'''
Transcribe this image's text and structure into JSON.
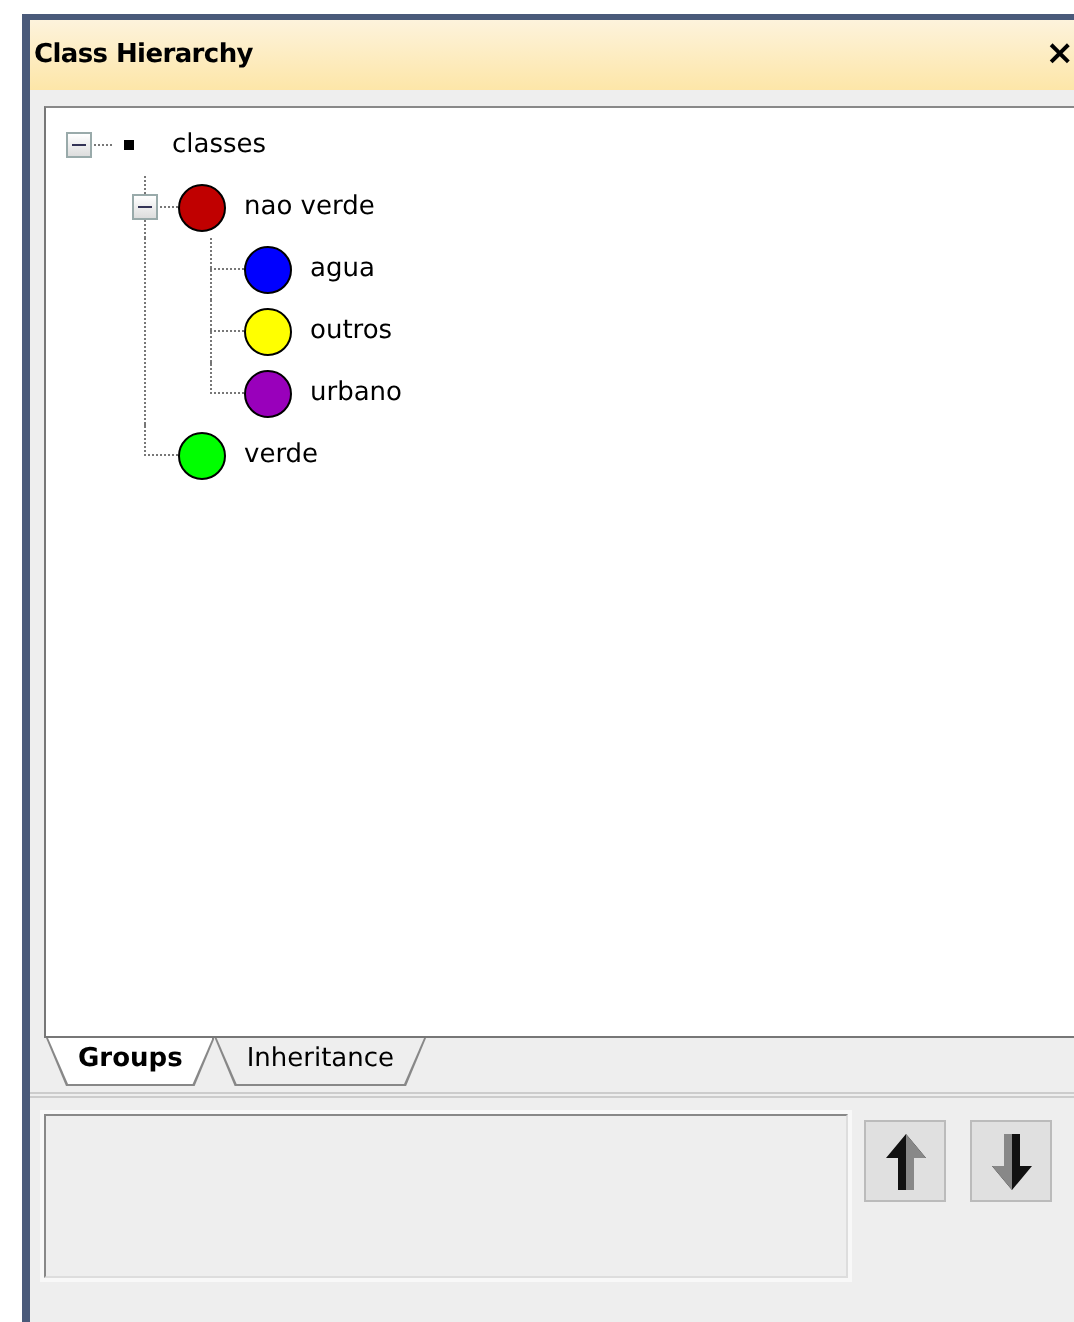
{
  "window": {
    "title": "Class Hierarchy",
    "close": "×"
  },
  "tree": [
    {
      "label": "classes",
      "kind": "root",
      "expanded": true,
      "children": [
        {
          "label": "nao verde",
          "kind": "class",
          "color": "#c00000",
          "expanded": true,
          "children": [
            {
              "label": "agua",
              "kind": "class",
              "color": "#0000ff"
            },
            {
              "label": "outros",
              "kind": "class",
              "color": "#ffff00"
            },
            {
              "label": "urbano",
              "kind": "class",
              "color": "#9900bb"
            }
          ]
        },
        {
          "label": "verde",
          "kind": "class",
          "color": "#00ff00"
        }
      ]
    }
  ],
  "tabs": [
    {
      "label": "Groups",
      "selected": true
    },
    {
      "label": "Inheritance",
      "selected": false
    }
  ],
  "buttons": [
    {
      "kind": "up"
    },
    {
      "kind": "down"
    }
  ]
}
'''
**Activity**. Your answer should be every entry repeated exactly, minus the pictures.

**Task solution**.
Transcribe this image's text and structure into JSON.
{
  "window": {
    "title": "Class Hierarchy",
    "close": "×"
  },
  "tree": [
    {
      "label": "classes",
      "kind": "root",
      "expanded": true,
      "children": [
        {
          "label": "nao verde",
          "kind": "class",
          "color": "#c00000",
          "expanded": true,
          "children": [
            {
              "label": "agua",
              "kind": "class",
              "color": "#0000ff"
            },
            {
              "label": "outros",
              "kind": "class",
              "color": "#ffff00"
            },
            {
              "label": "urbano",
              "kind": "class",
              "color": "#9900bb"
            }
          ]
        },
        {
          "label": "verde",
          "kind": "class",
          "color": "#00ff00"
        }
      ]
    }
  ],
  "tabs": [
    {
      "label": "Groups",
      "selected": true
    },
    {
      "label": "Inheritance",
      "selected": false
    }
  ],
  "buttons": [
    {
      "kind": "up"
    },
    {
      "kind": "down"
    }
  ]
}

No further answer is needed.